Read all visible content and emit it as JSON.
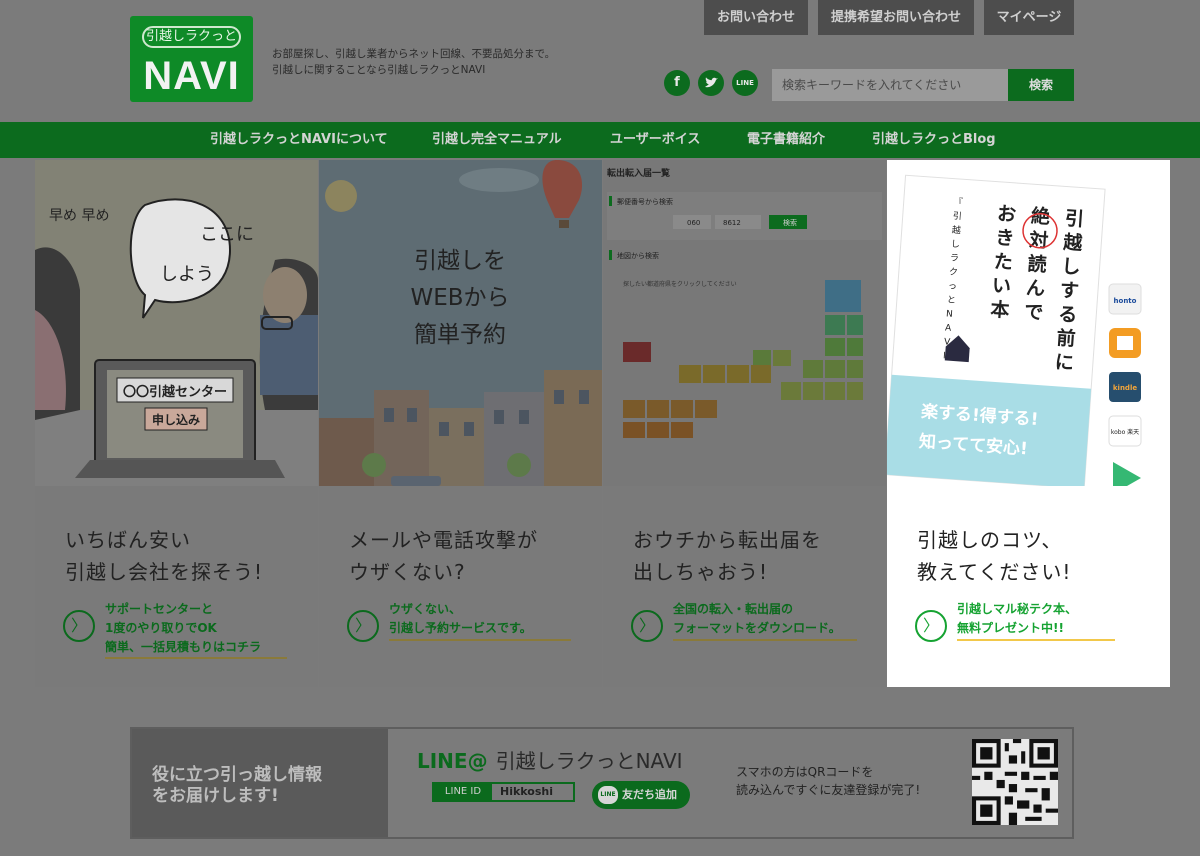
{
  "header": {
    "logo_top": "引越しラクっと",
    "logo_big": "NAVI",
    "tagline_line1": "お部屋探し、引越し業者からネット回線、不要品処分まで。",
    "tagline_line2": "引越しに関することなら引越しラクっとNAVI",
    "top_buttons": [
      "お問い合わせ",
      "提携希望お問い合わせ",
      "マイページ"
    ],
    "social": {
      "facebook": "f",
      "line": "LINE"
    },
    "search_placeholder": "検索キーワードを入れてください",
    "search_button": "検索"
  },
  "nav": [
    "引越しラクっとNAVIについて",
    "引越し完全マニュアル",
    "ユーザーボイス",
    "電子書籍紹介",
    "引越しラクっとBlog"
  ],
  "cards": [
    {
      "illustration_text": {
        "bubble": "ここにしよう",
        "hayame": "早め 早め",
        "screen_title": "〇〇引越センター",
        "screen_button": "申し込み"
      },
      "heading_line1": "いちばん安い",
      "heading_line2": "引越し会社を探そう!",
      "link_lines": [
        "サポートセンターと",
        "1度のやり取りでOK",
        "簡単、一括見積もりはコチラ"
      ]
    },
    {
      "illustration_text": {
        "line1": "引越しを",
        "line2": "WEBから",
        "line3": "簡単予約"
      },
      "heading_line1": "メールや電話攻撃が",
      "heading_line2": "ウザくない?",
      "link_lines": [
        "ウザくない、",
        "引越し予約サービスです。"
      ]
    },
    {
      "illustration_text": {
        "title": "転出転入届一覧",
        "postal_label": "郵便番号から検索",
        "postal_a": "060",
        "postal_b": "8612",
        "search_btn": "検索",
        "map_label": "地図から検索",
        "map_hint": "探したい都道府県をクリックしてください"
      },
      "heading_line1": "おウチから転出届を",
      "heading_line2": "出しちゃおう!",
      "link_lines": [
        "全国の転入・転出届の",
        "フォーマットをダウンロード。"
      ]
    },
    {
      "illustration_text": {
        "book_title": "引越しする前に絶対読んでおきたい本",
        "book_sub": "『引越しラクっとNAVI』特別調査隊 著",
        "book_band": "楽する!得する!知ってて安心!",
        "stores": [
          "honto",
          "kindle",
          "kobo 楽天"
        ]
      },
      "heading_line1": "引越しのコツ、",
      "heading_line2": "教えてください!",
      "link_lines": [
        "引越しマル秘テク本、",
        "無料プレゼント中!!"
      ]
    }
  ],
  "line_banner": {
    "left_line1": "役に立つ引っ越し情報",
    "left_line2": "をお届けします!",
    "title_prefix": "LINE@",
    "title_name": "引越しラクっとNAVI",
    "id_label": "LINE ID",
    "id_value": "Hikkoshi",
    "add_button": "友だち追加",
    "add_badge": "LINE",
    "note_line1": "スマホの方はQRコードを",
    "note_line2": "読み込んですぐに友達登録が完了!"
  },
  "colors": {
    "brand_green": "#16a332",
    "overlay_green": "#0c6b1e",
    "accent_yellow": "#f2c84a"
  }
}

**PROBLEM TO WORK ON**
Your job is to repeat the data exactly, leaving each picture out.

**RESPONSE AREA**
Read all visible content and emit it as JSON.
{
  "header": {
    "logo_top": "引越しラクっと",
    "logo_big": "NAVI",
    "tagline_line1": "お部屋探し、引越し業者からネット回線、不要品処分まで。",
    "tagline_line2": "引越しに関することなら引越しラクっとNAVI",
    "top_buttons": [
      "お問い合わせ",
      "提携希望お問い合わせ",
      "マイページ"
    ],
    "social": {
      "facebook": "f",
      "line": "LINE"
    },
    "search_placeholder": "検索キーワードを入れてください",
    "search_button": "検索"
  },
  "nav": [
    "引越しラクっとNAVIについて",
    "引越し完全マニュアル",
    "ユーザーボイス",
    "電子書籍紹介",
    "引越しラクっとBlog"
  ],
  "cards": [
    {
      "illustration_text": {
        "bubble": "ここにしよう",
        "hayame": "早め 早め",
        "screen_title": "〇〇引越センター",
        "screen_button": "申し込み"
      },
      "heading_line1": "いちばん安い",
      "heading_line2": "引越し会社を探そう!",
      "link_lines": [
        "サポートセンターと",
        "1度のやり取りでOK",
        "簡単、一括見積もりはコチラ"
      ]
    },
    {
      "illustration_text": {
        "line1": "引越しを",
        "line2": "WEBから",
        "line3": "簡単予約"
      },
      "heading_line1": "メールや電話攻撃が",
      "heading_line2": "ウザくない?",
      "link_lines": [
        "ウザくない、",
        "引越し予約サービスです。"
      ]
    },
    {
      "illustration_text": {
        "title": "転出転入届一覧",
        "postal_label": "郵便番号から検索",
        "postal_a": "060",
        "postal_b": "8612",
        "search_btn": "検索",
        "map_label": "地図から検索",
        "map_hint": "探したい都道府県をクリックしてください"
      },
      "heading_line1": "おウチから転出届を",
      "heading_line2": "出しちゃおう!",
      "link_lines": [
        "全国の転入・転出届の",
        "フォーマットをダウンロード。"
      ]
    },
    {
      "illustration_text": {
        "book_title": "引越しする前に絶対読んでおきたい本",
        "book_sub": "『引越しラクっとNAVI』特別調査隊 著",
        "book_band": "楽する!得する!知ってて安心!",
        "stores": [
          "honto",
          "kindle",
          "kobo 楽天"
        ]
      },
      "heading_line1": "引越しのコツ、",
      "heading_line2": "教えてください!",
      "link_lines": [
        "引越しマル秘テク本、",
        "無料プレゼント中!!"
      ]
    }
  ],
  "line_banner": {
    "left_line1": "役に立つ引っ越し情報",
    "left_line2": "をお届けします!",
    "title_prefix": "LINE@",
    "title_name": "引越しラクっとNAVI",
    "id_label": "LINE ID",
    "id_value": "Hikkoshi",
    "add_button": "友だち追加",
    "add_badge": "LINE",
    "note_line1": "スマホの方はQRコードを",
    "note_line2": "読み込んですぐに友達登録が完了!"
  },
  "colors": {
    "brand_green": "#16a332",
    "overlay_green": "#0c6b1e",
    "accent_yellow": "#f2c84a"
  }
}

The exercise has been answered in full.